### Stored data
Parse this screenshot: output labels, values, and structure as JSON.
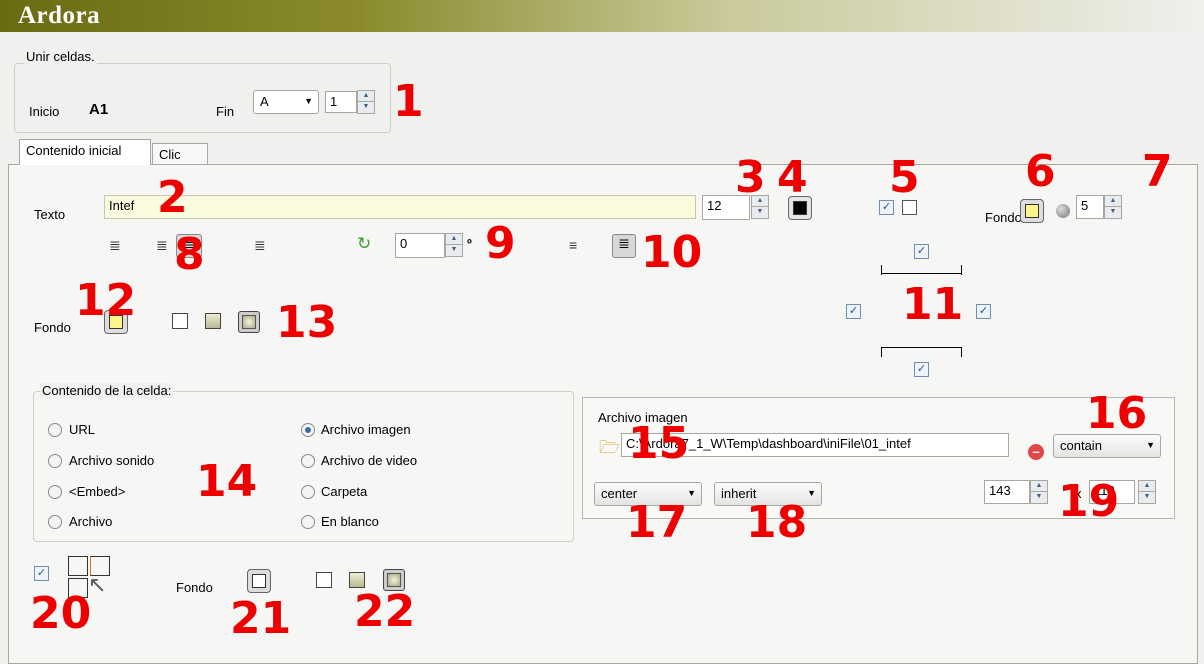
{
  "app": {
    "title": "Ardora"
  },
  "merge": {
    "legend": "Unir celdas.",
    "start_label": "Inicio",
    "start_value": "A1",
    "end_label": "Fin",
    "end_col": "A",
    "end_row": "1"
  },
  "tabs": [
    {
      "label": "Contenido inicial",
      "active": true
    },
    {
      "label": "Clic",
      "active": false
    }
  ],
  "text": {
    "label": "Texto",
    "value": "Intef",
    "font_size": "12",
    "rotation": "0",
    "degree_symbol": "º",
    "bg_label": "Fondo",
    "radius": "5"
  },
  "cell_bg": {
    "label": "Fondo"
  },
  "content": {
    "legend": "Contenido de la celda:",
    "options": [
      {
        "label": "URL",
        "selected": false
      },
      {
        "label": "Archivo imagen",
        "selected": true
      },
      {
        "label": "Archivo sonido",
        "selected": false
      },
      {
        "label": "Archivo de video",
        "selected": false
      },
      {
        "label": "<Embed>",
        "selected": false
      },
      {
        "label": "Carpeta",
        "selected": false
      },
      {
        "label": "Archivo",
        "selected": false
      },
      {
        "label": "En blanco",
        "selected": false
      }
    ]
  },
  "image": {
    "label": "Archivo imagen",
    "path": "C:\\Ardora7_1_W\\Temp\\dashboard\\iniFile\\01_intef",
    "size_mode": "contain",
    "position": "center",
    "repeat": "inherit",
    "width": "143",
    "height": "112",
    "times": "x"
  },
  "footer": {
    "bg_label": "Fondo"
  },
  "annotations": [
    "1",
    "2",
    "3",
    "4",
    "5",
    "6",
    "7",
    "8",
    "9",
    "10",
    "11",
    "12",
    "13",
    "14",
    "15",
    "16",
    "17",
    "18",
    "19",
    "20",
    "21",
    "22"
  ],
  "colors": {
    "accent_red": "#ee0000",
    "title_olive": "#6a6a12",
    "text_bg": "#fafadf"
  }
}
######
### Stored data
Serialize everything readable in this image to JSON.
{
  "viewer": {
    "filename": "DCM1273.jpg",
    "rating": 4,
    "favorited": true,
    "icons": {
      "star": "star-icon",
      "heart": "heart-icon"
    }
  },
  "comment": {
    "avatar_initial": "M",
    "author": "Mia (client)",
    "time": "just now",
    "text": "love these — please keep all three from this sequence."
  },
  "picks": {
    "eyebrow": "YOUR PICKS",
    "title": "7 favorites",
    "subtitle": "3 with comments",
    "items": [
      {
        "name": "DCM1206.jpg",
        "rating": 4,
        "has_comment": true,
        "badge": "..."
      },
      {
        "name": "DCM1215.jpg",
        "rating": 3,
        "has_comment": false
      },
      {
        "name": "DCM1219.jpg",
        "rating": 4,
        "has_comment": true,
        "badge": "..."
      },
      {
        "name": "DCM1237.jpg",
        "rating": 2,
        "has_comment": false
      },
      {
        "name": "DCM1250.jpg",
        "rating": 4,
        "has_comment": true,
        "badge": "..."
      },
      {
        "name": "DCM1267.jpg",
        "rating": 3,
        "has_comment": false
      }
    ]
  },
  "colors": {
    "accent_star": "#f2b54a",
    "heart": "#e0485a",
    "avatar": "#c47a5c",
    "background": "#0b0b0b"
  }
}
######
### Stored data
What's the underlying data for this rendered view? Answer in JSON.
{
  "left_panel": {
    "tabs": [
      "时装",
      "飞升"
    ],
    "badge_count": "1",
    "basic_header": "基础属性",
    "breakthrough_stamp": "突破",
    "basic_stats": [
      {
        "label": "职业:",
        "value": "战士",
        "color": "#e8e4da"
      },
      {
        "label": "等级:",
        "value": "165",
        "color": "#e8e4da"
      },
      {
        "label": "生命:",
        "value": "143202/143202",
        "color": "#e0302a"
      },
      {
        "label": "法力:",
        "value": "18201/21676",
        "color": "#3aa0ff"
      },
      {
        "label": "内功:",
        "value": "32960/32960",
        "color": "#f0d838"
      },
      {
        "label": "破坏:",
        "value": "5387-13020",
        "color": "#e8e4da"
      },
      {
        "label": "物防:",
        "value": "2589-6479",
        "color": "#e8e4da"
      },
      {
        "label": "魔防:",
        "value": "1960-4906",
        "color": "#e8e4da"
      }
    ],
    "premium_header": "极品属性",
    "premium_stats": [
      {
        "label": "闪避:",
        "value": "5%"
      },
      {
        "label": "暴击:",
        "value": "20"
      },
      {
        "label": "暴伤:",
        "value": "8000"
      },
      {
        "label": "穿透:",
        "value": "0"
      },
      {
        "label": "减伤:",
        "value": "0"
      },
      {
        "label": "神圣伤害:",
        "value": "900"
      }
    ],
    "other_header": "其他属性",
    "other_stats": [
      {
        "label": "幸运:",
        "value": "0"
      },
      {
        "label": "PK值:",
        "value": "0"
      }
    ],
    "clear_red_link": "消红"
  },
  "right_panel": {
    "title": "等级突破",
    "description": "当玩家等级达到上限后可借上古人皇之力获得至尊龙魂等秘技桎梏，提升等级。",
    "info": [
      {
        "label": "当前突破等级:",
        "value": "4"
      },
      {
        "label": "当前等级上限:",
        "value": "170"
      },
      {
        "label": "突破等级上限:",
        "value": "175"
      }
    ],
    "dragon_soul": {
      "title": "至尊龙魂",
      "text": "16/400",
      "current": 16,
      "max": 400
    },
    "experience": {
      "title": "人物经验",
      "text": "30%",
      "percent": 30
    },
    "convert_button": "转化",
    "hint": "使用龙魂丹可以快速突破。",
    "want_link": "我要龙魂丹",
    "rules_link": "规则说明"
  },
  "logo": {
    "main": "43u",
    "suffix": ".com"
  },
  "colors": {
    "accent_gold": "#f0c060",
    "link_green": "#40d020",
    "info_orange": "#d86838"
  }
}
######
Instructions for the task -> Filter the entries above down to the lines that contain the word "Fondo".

Task solution ->
    "bg_label": "Fondo",
    "label": "Fondo"
    "bg_label": "Fondo"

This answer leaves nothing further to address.